Sanofi-Aventis (S-A) submitted 14 pages of comments to Docket No. FDA‐2009‐N‐0441 regarding Promotion of FDA‐Regulated Medical Products Using the Internet and Social Media Tools (find it here).
“As part of routine monitoring of online discussions hosted, or with participation, by a company, postings that contain potential adverse event reports should be addressed according to established company policies and procedures for handling and reporting spontaneous adverse event reports according to current FDA regulations,” said S-A in its comments. “This includes, when appropriate [my emphasis], to follow-up to obtain the necessary elements needed to report an adverse event.”
Considering the problems that S-A is experiencing on its VOICE Facebook page with regard to “disgruntled patient” Shirley Ledlie (see “Disgruntled Patient Shuts Down sanofi-aventis Facebook Page“), I was wondering if it is appropriate for S-A to follow up with her reports of permanent hair loss side effects of the drug Taxotere.
First, what is an adverse event and is what Shirley’s reporting an adverse event?
The definition of “adverse event” for both nonprescription drugs and dietary supplements is “any health-related event associated with the use of a [nonprescription or dietary supplement] that is adverse” (see source). This could include any unfavorable and unintended sign including an abnormal laboratory finding, symptom or disease, and, more seriously, death.
FDA defines Adverse drug experience as “Any adverse event associated with the use of a drug in humans, whether or not considered drug related, including the following: An adverse event occurring in the course of the use of a drug product in professional practice; an adverse event occurring from drug overdose whether accidental or intentional; an adverse event occurring from drug abuse; an adverse event occurring from drug withdrawal; and any failure of expected pharmacological action.” (See here)
Shirley reported hair loss, which is known side effect of Taxotere.
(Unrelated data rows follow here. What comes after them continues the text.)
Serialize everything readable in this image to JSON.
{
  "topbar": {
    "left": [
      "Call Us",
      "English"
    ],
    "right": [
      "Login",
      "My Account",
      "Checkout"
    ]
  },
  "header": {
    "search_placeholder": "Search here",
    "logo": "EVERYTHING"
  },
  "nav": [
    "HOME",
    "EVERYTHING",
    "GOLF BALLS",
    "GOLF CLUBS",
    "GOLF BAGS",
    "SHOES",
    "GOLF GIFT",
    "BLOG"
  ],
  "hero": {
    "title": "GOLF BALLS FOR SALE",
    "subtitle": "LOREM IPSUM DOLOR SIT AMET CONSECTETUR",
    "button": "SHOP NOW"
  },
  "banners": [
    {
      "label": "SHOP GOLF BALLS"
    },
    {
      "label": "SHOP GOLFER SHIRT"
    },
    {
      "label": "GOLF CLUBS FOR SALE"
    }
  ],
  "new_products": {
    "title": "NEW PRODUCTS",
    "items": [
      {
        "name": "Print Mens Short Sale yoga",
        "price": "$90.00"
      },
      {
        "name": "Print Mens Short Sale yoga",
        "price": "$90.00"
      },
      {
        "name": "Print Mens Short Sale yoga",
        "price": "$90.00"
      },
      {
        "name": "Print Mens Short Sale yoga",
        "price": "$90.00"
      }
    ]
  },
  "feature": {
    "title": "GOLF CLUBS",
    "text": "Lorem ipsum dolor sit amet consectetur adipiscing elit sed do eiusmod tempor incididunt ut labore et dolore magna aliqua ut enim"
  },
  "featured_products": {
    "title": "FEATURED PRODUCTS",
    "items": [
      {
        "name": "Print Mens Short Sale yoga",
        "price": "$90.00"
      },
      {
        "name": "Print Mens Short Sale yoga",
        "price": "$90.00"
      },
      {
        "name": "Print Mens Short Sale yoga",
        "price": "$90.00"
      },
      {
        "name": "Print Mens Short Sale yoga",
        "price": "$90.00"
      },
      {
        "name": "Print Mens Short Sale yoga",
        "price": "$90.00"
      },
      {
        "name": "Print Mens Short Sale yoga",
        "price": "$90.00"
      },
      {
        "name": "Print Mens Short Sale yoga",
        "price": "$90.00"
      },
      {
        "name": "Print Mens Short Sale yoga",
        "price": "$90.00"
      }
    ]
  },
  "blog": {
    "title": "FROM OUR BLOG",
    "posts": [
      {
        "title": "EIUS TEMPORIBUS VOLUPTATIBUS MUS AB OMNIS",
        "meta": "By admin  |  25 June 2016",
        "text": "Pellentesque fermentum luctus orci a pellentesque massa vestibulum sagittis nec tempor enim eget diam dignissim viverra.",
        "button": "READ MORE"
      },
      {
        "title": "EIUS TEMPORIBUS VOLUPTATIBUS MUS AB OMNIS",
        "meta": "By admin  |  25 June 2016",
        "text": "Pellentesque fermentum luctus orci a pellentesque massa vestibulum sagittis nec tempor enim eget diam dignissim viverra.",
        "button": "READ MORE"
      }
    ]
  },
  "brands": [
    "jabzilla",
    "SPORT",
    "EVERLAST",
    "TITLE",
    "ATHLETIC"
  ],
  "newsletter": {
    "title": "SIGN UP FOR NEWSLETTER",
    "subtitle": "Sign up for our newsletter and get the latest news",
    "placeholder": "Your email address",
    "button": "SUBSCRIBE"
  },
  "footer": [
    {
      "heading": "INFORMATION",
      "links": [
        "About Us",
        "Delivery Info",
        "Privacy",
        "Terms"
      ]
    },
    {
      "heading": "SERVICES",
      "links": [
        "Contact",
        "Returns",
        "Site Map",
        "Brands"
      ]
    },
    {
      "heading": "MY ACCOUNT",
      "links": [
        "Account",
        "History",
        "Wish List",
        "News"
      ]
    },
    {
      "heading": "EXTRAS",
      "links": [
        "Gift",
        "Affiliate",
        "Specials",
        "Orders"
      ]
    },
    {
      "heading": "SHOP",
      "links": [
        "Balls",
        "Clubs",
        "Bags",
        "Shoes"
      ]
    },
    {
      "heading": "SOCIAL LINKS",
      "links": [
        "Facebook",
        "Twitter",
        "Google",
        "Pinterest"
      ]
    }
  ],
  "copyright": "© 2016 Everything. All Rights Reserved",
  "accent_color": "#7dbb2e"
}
Are known side effects, especially those listed in the drug labeling (as is hair loss for Taxotere), considered “reportable” adverse events? I found nothing from searching FDA AE reporting pages to indicate that manufacturers are NOT responsible for reporting adverse events if the event is listed as a side effect in the labeling. Besides, Shirley is reporting permanent hair loss, which is not specifically mentioned in the labeling.
In my opinion, therefore, what Shirley has reported in comments to S-A’s VOICE Facebook page is a “potential” adverse event report that requires S-A to follow-up.
Shirley’s adverse event also satisfies the FDA’ guidance on postmarketing adverse reporting, which S-A cites in its comments to FDA: “Before considering any clinical incident for submission to the FDA in an expedited or periodic safety report, applicants, manufacturers, and licensed manufacturers should have knowledge of the following four dats elements:
- An identifiable patient;
- And identifiable reporter;
- A suspect drug, biological product, or device; and
- An adverse event or fatal outcome.
S-A has all four data elements in this case. IMHO, therefore, it is appropriate for S-A not only to follow-up with Shirley, but to submit an adverse event report to the FDA. Has it done so? According to Shirley, S-A refuses to speak with her. if that is true, then S-A is not following its own recommendations it suggested in its comments to the FDA.
Does having a disclaimer about adverse events on its FB page mean that S-A does not have to report this adverse event to the FDA?
S-A suggests the same kind of wording in its comments to FDA, but does NOT say that having such a disclaimer makes it unnecessary for S-A or other drug companies from fulfilling their obligations to report AEs according to FDA law. I think the FDA would agree that it is still necessary to report adverse events found in comments submitted by an identifiable reporter.
In terms of processing AEs on company-owned social media sites, S-A says that “drug sponsors should monitor (through active participation) their own websites for potential adverse events and report according to existing internal standards. It recommends the following monitoring “parameters:”
- Development of search terms (product/disease specific) and timeframes
- Development of process for identifying and transferring potential adverse events to the company’s Pharmacovigilance department
- Training monitoring staff (in-house and/or vendor) on the aforementioned process
- Training vendors on company standard operating procedures (SOPs) for adverse event reporting
- Internal/vendor audits to assess compliance
Has S-A implemented these monitoring parameters? About 26% of pharmaceutical companies may not have any social media adverse event monitoring standard operating procedures according to my recent survey (see “WANTED: Answers to FDA’s Questions Regarding Pharma’s Use of Social Media” and figure below):